Within this hub, accessible via its 365 Copilot and through a dedicated website, users are given tips on how to improve their prompts and are given examples of pre-made, effective prompts.

Satya Nadella, CEO at Microsoft, hailed what he branded a new era of computing “as significant as the PCs in the 80-s, the web in the 90s, mobile in the 2000s, cloud in the 2010s”

“Just like you boot up an operating system to access applications, or use a browser to navigate to websites, you will invoke a Copilot to do all these activities and more,” he said.

Since leaning into the generative AI wave with its landmark investment in OpenAI, Microsoft has revealed a family of products under the ‘Copilot’ brand, including to GitHub Copilot X, Copilot for Viva, and Security Copilot.

It faces increasingly stiff competition from the likes of Google and Meta, with the former leaning heavily into its own AI productivity tool for workspace Duet AI, and the latter having released its open source pair programmer Code Llama in direct competition with GitHub Copilot.

Rory Bathgate
Features and Multimedia Editor

Rory Bathgate is Features and Multimedia Editor at ITPro, overseeing all in-depth content and case studies. He can also be found co-hosting the ITPro Podcast with Jane McCallion, swapping a keyboard for a microphone to discuss the latest learnings with thought leaders from across the tech sector.

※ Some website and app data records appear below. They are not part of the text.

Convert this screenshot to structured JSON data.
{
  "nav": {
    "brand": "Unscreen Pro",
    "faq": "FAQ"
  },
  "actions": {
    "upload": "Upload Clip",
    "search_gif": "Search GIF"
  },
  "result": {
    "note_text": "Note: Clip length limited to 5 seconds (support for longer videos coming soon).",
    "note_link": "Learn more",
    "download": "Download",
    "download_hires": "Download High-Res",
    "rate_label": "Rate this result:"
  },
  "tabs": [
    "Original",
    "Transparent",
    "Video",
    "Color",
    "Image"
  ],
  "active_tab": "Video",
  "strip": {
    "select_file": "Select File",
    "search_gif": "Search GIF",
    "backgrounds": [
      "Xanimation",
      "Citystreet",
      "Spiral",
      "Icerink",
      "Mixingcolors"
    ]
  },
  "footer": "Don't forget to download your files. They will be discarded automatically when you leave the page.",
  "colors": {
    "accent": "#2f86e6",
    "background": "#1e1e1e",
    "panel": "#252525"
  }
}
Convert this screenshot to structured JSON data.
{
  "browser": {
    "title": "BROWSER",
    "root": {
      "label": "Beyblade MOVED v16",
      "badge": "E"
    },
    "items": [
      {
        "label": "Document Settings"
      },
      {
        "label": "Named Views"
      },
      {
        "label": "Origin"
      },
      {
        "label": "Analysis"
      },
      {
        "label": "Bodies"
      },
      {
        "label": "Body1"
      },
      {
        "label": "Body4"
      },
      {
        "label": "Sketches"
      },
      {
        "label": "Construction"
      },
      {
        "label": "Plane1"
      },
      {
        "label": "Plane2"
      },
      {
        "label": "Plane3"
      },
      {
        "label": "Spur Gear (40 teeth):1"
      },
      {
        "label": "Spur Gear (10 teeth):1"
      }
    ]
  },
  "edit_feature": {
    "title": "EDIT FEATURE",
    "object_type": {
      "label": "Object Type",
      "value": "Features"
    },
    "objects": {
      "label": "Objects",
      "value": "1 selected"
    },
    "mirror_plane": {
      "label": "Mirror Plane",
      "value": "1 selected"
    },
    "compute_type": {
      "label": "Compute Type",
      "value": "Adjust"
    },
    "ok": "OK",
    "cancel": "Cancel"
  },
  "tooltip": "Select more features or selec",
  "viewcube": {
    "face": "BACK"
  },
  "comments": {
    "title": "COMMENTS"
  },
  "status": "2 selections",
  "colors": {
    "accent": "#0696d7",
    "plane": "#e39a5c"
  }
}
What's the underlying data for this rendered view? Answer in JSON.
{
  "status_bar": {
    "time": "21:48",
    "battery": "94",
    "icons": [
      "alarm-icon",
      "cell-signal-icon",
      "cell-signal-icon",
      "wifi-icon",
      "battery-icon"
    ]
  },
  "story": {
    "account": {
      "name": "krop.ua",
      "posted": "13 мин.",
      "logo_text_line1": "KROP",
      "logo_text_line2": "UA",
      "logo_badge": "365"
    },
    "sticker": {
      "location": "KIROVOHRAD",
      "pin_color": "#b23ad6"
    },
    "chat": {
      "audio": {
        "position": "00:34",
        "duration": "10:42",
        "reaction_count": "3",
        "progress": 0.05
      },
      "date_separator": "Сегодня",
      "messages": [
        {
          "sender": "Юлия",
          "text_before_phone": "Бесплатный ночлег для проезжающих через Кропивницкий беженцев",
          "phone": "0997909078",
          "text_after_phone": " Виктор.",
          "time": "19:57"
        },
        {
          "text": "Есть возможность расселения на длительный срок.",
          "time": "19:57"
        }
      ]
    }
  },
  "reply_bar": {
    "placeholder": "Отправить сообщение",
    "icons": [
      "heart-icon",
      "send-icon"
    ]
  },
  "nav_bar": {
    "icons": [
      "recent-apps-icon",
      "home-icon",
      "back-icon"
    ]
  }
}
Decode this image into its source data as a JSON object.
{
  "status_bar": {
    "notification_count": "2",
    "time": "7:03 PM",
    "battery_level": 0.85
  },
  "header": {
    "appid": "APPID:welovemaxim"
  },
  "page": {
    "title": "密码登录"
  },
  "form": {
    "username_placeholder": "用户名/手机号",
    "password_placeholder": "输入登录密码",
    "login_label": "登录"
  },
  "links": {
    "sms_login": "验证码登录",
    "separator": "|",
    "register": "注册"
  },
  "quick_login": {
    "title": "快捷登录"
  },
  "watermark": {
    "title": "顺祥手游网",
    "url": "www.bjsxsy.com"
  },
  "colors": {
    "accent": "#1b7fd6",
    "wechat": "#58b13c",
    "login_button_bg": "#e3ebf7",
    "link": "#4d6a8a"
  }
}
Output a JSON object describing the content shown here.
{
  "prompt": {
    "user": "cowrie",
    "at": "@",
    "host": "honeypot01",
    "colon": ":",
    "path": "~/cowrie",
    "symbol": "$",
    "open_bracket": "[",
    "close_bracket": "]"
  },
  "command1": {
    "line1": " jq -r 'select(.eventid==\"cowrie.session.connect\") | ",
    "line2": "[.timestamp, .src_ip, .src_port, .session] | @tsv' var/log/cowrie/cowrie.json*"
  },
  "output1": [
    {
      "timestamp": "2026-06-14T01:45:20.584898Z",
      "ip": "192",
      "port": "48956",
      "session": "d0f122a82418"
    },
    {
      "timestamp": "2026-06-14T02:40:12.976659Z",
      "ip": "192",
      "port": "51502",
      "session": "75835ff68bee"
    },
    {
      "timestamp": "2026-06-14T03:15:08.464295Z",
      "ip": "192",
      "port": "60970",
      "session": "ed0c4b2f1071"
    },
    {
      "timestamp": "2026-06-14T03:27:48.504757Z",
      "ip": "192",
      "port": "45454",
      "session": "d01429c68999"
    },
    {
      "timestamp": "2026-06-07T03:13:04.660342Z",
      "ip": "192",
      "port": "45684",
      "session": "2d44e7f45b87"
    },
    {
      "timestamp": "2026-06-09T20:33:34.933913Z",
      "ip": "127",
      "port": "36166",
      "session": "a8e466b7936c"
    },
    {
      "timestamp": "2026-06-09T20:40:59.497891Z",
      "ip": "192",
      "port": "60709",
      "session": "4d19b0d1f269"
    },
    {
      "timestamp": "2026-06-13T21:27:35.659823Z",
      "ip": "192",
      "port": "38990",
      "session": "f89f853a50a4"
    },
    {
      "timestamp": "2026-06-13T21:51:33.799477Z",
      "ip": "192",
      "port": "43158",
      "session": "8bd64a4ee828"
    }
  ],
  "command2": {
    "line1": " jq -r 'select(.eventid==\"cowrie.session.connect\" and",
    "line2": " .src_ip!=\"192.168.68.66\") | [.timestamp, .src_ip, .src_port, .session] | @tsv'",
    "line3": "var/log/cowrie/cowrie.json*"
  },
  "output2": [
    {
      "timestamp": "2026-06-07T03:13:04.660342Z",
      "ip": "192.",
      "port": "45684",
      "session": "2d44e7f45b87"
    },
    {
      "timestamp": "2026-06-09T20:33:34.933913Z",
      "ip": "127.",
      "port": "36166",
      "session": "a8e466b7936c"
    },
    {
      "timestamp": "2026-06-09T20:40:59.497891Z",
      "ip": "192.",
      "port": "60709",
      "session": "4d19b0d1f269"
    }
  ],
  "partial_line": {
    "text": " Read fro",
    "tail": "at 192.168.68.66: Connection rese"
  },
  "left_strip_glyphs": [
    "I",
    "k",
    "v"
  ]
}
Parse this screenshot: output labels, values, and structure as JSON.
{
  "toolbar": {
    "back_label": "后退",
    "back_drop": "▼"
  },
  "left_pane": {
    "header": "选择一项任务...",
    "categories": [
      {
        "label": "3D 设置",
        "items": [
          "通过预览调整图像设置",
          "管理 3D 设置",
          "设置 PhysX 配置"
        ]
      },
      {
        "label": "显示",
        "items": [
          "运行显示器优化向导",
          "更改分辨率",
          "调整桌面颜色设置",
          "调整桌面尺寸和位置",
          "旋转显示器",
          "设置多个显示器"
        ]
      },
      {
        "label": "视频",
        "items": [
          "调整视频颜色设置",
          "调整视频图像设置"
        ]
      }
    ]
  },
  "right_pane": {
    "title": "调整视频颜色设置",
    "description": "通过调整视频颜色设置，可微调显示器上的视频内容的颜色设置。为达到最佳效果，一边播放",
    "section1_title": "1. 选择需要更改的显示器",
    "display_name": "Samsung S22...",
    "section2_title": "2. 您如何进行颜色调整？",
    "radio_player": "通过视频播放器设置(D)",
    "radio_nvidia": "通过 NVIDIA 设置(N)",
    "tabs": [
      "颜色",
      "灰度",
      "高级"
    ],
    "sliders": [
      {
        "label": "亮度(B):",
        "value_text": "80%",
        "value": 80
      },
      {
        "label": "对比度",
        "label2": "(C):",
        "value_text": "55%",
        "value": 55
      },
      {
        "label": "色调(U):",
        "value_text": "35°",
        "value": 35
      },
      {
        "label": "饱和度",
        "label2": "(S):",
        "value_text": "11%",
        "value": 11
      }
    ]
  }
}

In his free time, Rory enjoys photography, video editing, and good science fiction. After graduating from the University of Kent with a BA in English and American Literature, Rory undertook an MA in Eighteenth-Century Studies at King’s College London. He joined ITPro in 2022 as a graduate, following four years in student journalism. You can contact Rory at or on LinkedIn.